Nearly every work of fiction is at least loosely based on real-life people and experiences. The transparency of the lift from life to page or screen is dependent on a number of factors, chief among them the skill and the motive of the fictionalizer. And in this metafictional age of docu-dramas, historical fiction and enhanced memoirs, the line between real and not is becoming ever skinnier.
It’s hard to say exactly what director Robert Luketic and his pair of screenwriters had in mind when they made a movie inspired by the nonfiction book Bringing Down the House, but it’s clear that historical accuracy was not high on the list. The central character of Ben Mezrich’s book, about a small cadre of MIT students who make a killing on Las Vegas blackjack tables by counting cards, is a financially secure Asian-American; the central character of 21 is an impoverished Caucasian nerd. An optimist might suggest the change was made for artistic purposes, but a cynic would likely be far closer to the truth in suggesting the latter seems much easier to sell to middle America than the former.
But let’s give Luketic and company the benefit of the doubt on this one, and ignore the whiff of sneaky racism about their leading man. Artistic license gives them a long leash in arranging the parts of their story into compelling narrative, so ultimately it’s their version that deserves judging. And in that respect, they fail miserably. In fact, this movie is such a concoction of clichés and contrivances that the divorce between it and any conceivable real-life events couldn’t be more final.
The film gets out of the chute in fine style, with a nifty explanation of the ubiquitous gambler’s phrase “Winner, winner, chicken dinner” serving as an effective introduction into the gambling mindset. It’s paired with some awfully flashy graphics work depicting extreme close-ups of card and chip surfaces, slow-motion reveals of dealer and player hands, and a prominent rock soundtrack.
But the title credits can only last so long, and once the movie jumps into the story proper it starts spinning its wheels like a rear-wheel drive pickup on Snowbowl Road.
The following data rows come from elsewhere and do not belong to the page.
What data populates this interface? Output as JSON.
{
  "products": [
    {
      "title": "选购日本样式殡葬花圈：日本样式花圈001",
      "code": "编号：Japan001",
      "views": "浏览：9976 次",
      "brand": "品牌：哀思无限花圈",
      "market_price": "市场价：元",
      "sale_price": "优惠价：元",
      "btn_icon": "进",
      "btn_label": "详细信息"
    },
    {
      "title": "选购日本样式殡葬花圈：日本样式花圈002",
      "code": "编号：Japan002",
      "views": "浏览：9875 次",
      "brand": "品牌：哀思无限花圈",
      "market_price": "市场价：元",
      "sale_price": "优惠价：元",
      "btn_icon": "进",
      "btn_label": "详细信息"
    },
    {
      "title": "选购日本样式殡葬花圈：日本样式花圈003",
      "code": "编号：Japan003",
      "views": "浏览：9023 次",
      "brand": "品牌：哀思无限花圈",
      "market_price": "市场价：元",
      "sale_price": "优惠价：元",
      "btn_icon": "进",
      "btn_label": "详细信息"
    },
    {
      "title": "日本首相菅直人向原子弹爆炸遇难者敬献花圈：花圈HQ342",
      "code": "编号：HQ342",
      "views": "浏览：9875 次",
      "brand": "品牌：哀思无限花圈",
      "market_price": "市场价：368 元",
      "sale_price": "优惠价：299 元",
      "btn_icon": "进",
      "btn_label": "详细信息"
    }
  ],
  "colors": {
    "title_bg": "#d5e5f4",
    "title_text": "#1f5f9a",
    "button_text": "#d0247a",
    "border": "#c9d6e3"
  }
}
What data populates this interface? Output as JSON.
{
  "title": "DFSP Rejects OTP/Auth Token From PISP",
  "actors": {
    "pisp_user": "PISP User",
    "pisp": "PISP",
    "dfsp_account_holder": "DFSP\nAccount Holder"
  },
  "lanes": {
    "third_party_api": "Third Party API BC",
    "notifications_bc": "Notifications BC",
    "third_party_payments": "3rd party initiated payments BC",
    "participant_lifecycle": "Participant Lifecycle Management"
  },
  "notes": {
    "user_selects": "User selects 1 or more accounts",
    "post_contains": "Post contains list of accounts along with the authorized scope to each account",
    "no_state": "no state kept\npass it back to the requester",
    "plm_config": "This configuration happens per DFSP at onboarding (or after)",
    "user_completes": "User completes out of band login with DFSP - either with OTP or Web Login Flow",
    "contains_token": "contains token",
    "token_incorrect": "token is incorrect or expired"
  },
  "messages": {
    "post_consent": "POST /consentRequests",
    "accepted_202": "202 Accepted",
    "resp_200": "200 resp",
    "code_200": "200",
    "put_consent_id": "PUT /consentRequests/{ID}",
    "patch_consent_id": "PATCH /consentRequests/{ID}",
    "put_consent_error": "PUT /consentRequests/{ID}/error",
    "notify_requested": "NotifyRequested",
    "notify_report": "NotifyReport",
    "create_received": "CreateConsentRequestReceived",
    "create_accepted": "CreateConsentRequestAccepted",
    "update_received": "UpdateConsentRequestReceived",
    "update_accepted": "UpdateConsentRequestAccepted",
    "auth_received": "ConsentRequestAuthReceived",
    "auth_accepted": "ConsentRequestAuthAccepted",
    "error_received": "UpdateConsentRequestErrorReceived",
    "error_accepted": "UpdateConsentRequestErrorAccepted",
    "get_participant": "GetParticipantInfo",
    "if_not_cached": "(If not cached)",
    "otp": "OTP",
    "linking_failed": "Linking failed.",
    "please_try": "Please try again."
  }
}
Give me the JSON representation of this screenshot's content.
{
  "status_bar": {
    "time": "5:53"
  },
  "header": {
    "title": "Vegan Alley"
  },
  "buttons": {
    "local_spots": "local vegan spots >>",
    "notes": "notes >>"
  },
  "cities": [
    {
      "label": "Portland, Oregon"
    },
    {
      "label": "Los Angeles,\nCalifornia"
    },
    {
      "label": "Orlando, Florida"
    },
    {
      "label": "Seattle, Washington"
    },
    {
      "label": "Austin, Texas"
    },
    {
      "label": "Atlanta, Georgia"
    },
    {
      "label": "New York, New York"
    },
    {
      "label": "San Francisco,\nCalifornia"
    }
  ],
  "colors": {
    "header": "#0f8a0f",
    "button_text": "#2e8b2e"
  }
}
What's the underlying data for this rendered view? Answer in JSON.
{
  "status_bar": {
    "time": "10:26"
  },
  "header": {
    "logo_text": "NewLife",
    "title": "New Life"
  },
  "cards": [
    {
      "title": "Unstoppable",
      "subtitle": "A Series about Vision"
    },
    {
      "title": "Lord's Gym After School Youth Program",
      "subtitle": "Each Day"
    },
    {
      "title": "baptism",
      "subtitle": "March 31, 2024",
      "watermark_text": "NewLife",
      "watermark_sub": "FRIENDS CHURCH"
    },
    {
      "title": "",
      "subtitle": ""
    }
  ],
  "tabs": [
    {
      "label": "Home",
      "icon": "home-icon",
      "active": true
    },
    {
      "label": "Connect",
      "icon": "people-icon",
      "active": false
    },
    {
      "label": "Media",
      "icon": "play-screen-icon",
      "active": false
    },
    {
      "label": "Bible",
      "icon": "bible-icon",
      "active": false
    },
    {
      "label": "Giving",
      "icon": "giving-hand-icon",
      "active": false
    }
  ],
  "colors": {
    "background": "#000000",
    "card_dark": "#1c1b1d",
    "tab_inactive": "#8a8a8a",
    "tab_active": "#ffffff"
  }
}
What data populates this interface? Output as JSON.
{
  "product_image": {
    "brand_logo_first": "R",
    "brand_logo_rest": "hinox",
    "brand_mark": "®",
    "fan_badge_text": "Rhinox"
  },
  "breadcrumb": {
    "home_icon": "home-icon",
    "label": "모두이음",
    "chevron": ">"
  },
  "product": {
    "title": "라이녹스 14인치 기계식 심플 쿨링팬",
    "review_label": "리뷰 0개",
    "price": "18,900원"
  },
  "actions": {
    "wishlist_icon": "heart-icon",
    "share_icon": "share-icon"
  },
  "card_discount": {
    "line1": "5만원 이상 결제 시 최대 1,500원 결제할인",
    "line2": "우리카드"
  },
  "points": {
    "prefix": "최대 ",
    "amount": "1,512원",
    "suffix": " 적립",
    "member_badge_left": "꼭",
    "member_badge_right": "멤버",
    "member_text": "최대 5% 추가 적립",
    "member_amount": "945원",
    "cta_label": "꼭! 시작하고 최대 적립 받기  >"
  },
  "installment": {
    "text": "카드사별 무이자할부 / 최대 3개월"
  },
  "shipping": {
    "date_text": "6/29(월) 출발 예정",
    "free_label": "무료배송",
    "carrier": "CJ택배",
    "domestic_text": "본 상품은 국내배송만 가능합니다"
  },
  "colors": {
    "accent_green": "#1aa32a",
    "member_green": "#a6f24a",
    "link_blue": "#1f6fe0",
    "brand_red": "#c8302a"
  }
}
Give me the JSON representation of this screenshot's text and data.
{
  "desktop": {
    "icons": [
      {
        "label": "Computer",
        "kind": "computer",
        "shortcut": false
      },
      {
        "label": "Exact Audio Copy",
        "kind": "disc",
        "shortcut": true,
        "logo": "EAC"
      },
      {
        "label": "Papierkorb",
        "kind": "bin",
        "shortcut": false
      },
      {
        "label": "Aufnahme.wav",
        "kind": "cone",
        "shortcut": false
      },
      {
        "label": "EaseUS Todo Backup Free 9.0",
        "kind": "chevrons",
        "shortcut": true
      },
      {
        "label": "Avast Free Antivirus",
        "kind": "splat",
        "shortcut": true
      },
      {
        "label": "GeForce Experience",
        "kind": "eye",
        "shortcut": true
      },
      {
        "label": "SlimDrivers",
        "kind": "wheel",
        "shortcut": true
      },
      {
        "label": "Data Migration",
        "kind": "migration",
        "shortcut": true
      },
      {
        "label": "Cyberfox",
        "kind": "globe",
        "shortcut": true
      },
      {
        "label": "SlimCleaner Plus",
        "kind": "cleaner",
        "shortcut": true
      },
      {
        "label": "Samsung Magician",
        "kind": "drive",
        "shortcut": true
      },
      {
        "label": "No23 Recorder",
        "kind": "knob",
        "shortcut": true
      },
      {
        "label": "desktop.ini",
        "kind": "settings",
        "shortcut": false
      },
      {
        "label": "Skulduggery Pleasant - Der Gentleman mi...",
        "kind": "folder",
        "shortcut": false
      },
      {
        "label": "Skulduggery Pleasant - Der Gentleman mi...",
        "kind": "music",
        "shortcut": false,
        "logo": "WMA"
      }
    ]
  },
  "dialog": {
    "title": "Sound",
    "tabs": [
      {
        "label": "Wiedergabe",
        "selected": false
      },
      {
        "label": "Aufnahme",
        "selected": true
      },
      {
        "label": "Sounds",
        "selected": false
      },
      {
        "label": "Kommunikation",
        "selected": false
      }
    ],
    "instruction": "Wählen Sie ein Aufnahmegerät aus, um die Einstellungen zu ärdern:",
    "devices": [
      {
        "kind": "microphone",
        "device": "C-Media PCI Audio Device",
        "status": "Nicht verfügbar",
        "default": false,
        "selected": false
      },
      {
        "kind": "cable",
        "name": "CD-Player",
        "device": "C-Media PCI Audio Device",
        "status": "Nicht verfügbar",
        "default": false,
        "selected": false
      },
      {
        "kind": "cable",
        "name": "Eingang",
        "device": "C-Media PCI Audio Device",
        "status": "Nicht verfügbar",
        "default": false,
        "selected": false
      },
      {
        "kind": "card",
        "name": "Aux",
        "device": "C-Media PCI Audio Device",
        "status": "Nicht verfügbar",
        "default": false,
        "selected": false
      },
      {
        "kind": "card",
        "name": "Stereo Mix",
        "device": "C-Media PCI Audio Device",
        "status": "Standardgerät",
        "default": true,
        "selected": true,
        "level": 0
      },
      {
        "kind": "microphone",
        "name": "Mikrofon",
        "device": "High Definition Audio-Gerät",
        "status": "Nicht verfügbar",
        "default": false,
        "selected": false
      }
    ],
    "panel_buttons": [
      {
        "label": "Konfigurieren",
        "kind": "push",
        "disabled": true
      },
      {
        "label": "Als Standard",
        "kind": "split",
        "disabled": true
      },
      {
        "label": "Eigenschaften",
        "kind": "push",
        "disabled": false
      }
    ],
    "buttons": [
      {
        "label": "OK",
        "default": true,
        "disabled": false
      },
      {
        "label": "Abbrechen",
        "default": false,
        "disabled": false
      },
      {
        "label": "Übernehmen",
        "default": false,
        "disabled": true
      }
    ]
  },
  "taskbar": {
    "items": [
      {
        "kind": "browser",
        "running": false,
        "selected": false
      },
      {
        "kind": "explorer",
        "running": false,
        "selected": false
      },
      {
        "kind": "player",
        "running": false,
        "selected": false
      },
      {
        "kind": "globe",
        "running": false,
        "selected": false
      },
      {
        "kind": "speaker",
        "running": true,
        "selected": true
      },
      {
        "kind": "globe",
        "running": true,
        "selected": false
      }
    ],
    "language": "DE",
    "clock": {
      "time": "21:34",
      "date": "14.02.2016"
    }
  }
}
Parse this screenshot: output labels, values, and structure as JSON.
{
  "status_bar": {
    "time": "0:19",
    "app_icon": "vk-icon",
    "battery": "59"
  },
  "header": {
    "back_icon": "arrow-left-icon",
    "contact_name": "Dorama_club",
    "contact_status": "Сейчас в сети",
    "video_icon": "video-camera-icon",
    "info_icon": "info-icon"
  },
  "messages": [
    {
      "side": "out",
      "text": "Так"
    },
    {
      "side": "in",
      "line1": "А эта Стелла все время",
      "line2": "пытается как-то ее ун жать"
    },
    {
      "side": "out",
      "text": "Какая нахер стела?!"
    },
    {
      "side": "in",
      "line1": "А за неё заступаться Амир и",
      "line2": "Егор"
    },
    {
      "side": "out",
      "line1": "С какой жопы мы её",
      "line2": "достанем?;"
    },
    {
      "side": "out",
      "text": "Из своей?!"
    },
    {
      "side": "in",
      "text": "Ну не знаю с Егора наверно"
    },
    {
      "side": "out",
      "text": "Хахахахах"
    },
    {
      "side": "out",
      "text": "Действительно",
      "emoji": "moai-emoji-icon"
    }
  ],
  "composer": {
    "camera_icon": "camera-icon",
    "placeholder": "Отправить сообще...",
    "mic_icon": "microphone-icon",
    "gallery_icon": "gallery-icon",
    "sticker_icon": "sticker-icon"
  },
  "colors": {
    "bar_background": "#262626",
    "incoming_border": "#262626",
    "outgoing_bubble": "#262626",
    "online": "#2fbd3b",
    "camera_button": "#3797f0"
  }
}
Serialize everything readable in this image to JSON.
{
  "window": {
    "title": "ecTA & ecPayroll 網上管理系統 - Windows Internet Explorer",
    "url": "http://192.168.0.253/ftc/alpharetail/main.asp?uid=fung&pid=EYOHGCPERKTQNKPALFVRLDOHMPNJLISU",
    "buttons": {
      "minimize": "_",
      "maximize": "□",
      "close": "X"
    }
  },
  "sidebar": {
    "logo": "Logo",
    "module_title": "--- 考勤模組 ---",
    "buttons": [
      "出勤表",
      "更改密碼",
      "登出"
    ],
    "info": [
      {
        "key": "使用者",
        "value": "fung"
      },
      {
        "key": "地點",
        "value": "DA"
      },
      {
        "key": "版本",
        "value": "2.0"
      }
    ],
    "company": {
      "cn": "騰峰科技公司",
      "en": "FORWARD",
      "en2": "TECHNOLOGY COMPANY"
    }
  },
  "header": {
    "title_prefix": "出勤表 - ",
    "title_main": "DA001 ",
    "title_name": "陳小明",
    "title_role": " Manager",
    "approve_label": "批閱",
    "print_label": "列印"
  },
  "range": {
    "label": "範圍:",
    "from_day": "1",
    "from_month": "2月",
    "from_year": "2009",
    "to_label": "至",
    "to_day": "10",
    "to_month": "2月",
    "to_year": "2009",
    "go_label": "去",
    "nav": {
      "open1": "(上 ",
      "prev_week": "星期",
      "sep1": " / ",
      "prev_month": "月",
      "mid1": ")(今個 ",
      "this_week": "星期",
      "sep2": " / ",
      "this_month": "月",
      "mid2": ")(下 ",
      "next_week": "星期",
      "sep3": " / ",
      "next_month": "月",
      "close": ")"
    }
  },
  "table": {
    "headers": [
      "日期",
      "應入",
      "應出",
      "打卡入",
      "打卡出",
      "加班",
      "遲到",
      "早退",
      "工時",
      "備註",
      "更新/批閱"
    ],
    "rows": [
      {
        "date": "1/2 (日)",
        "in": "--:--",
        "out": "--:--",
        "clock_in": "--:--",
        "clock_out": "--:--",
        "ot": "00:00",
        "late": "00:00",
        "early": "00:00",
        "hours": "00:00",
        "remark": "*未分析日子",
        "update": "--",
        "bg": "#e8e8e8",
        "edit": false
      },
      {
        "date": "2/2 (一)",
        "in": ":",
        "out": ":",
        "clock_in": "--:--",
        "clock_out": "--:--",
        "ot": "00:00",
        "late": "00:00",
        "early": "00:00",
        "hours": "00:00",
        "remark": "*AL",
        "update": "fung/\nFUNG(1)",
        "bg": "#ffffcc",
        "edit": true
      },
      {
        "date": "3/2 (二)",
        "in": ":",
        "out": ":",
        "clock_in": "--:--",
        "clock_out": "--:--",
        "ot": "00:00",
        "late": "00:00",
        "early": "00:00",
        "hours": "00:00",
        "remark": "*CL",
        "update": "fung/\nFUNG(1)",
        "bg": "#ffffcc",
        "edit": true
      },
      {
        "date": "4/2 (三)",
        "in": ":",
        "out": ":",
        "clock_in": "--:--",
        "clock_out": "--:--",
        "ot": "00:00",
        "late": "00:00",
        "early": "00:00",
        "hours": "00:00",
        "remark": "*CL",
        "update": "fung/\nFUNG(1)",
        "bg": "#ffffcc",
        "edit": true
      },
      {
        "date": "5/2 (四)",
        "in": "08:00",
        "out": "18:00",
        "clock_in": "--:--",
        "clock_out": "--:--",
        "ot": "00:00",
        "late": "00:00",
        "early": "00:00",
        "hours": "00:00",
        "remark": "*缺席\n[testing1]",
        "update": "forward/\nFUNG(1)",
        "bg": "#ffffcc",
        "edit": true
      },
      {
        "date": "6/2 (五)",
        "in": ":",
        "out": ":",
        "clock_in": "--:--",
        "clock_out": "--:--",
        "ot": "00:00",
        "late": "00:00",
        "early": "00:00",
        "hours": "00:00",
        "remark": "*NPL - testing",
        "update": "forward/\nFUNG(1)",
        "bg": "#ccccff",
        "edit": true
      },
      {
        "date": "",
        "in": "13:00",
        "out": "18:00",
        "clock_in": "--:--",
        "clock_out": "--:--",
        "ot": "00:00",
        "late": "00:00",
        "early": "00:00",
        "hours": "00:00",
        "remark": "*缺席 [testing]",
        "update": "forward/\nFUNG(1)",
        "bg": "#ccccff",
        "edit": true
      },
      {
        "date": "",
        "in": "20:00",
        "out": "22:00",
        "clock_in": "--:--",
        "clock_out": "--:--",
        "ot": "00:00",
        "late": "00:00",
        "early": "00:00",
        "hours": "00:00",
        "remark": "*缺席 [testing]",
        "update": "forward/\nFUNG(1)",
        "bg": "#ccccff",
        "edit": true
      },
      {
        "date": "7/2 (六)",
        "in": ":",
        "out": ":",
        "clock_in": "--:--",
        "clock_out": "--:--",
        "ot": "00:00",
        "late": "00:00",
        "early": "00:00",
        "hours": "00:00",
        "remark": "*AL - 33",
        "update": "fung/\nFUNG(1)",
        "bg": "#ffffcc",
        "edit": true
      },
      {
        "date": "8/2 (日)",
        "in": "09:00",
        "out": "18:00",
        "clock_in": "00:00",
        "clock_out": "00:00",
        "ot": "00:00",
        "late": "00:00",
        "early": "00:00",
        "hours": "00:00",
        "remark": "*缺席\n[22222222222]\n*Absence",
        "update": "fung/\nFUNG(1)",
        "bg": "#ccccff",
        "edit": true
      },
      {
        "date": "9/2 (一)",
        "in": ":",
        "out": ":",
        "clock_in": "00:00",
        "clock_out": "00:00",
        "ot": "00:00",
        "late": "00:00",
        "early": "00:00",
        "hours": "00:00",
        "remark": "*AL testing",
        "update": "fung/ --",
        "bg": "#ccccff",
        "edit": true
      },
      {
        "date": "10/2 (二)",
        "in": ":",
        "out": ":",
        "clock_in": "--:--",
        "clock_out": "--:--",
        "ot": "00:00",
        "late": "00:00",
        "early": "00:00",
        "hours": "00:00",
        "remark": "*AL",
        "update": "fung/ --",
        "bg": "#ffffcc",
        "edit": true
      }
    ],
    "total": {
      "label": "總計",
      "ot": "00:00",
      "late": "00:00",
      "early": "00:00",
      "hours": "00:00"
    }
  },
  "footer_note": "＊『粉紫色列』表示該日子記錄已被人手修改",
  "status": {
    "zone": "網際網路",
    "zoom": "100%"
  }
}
Early on we see young Ben Campbell speaking with a representative of a Harvard Medical School scholarship, who tells the MIT student that he’s nobody special despite the 4.0 grade point average and impressive academic extracurriculars. What it’s really going to come down to, it appears, is the application essay: “Will you jump off the page, Ben? Will you dazzle me?” Yes, that’s a distinct odor of Risky Business you’re smelling.
And then it’s off to establish just how nerdy and impoverished our hero truly is. He walks into work at a haberdasher where his boss makes the public pronouncement that he has earned the title of assistant manager and the swanky $8-per-hour wage that comes with it. He’s seen studying his heart out in the library before his mom tells him he’s working too hard, darnit, and a young fella really should have a little fun on his 21st birthday. He replies to his mom with a reference to his dear departed father, and then he hooks up with his two nerdy friends for a drink at a bar, at which point their hopeless nerdiness is further confirmed by a series of desperate, longing glances at a group of pretty people clearly having more fun than they. And just to make sure we haven’t missed the point, one of the nerdy friends beats it into our skulls by saying, “Yeah, we suck.” Hey, these nerds are acutely self-aware!
So by the time Ben’s brilliance at MIT earns him an invitation onto a secret team of genius card-counters, it’s: a) no surprise that the team is anchored by the same unspeakably hot chick the nerds had coveted so recently in the gym; b) no surprise that the same girl can see the true stud lurking beneath Ben’s Ugly Nerdling exterior; and c) no surprise that the girl makes a seductive first move on Ben at a strip club, ’cause everybody knows the only way hot chicks can get any hotter is if they get hot looking at other hot chicks who happen to be naked.
And as Ben gets laid and gets a big ego, his ride on the hubris highway is secure. He gets kicked off the nerd science team, insults his nerdy friends by verbally confirming they are, well, nerds, and commits the cardinal sin of card-counters (which he had not only been repeatedly warned about, but also had the occasion to witness firsthand in one of his teammates) by letting his emotions at the table get the best of him, thereby losing all of his sponsor’s money and setting into motion the mechanism of his comeuppance and, of course, his ultimate redemption.
So by the time Ben rights all his wrongs and appears, penniless yet redeemed, at the office of his scholarship mentor, armed with the tale that will now surely separate him from the rest of the pathetically mundane field, I would have already written the conclusion in my head, had I not already seen the conclusion back in 1983. But like every other element of this movie, Ben’s closing line of “Did I dazzle you?” pales in comparison to that of his predecessor, who ended Risky Business with the immortal sentiment, “Sometimes, you just gotta say, ‘What the fuck.’”